Resiliency and Hope
The pohutukawa tree found in New Zealand is often referred to as the New Zealand Christmas Tree as it produces a vibrant red flower and blooms well into January. There is a very special pohutukawa tree at the northern most point of the southern island of New Zealand at a place called Cape Reinga.  For the indigenous Māori people, Cape Reinga is the most spiritually significant place in New Zealand.  There has been a pohutukawa tree at Reinga, clinging precariously to the edge of the cliff, for over 800 years. 

The New Zealand Christmas tree has the remarkable ability to survive even perched on rocky, precarious cliffs.  Because of this it has found an important place in New Zealand culture for its strength and beauty. It can send out aerial roots from its gray and corky trunk or branches when it needs to anchor itself in place. 

Reading about this tree caused me to think about resiliency and the need to find ways to anchor ourselves during this difficult time. There isn’t one specific strategy to use to build resilience. It’s a process of establishing connections, coping with stress, adjusting your thought process, and fostering physical and spiritual wellness.
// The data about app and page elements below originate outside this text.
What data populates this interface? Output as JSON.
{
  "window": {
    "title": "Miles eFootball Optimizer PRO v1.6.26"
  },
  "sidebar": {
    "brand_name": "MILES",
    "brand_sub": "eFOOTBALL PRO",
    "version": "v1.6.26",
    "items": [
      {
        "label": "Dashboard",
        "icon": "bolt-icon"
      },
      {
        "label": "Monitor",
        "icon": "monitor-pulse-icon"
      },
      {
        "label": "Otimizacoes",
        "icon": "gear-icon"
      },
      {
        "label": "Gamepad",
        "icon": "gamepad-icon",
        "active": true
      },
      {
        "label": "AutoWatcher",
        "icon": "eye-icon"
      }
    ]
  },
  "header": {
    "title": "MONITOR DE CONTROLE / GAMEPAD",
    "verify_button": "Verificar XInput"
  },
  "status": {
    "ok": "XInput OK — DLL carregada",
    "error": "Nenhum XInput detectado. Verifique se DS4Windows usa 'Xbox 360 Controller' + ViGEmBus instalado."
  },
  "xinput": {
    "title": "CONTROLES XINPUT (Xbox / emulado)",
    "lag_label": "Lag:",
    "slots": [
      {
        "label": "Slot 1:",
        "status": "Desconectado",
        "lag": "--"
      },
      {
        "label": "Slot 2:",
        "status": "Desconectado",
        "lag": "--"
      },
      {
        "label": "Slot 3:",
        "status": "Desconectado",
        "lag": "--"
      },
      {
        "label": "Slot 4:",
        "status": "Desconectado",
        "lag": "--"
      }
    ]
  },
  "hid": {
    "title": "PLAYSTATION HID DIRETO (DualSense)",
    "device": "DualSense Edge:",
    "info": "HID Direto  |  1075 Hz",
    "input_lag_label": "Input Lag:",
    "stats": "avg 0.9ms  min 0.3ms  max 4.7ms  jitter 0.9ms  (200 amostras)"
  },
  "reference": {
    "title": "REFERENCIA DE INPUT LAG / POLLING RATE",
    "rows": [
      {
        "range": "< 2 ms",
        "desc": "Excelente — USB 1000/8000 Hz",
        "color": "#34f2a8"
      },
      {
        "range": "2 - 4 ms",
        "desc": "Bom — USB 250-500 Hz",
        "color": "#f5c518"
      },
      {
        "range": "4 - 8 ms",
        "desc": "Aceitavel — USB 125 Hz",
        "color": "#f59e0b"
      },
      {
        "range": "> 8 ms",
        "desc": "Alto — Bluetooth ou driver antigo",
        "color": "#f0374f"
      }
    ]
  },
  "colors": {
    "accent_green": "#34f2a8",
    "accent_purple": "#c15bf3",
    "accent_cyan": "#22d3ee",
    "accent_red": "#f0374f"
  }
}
It is a highly personal journey. Our spiritual life and faith can be a way to find resiliency and to anchor ourselves in hope for new beginnings and fresh starts as we look ahead to 2021.



Rev. Susan Gregg-Schroeder
Coordinator of Mental Health Ministries
6707 Monte Verde Dr.
San Diego, CA 92119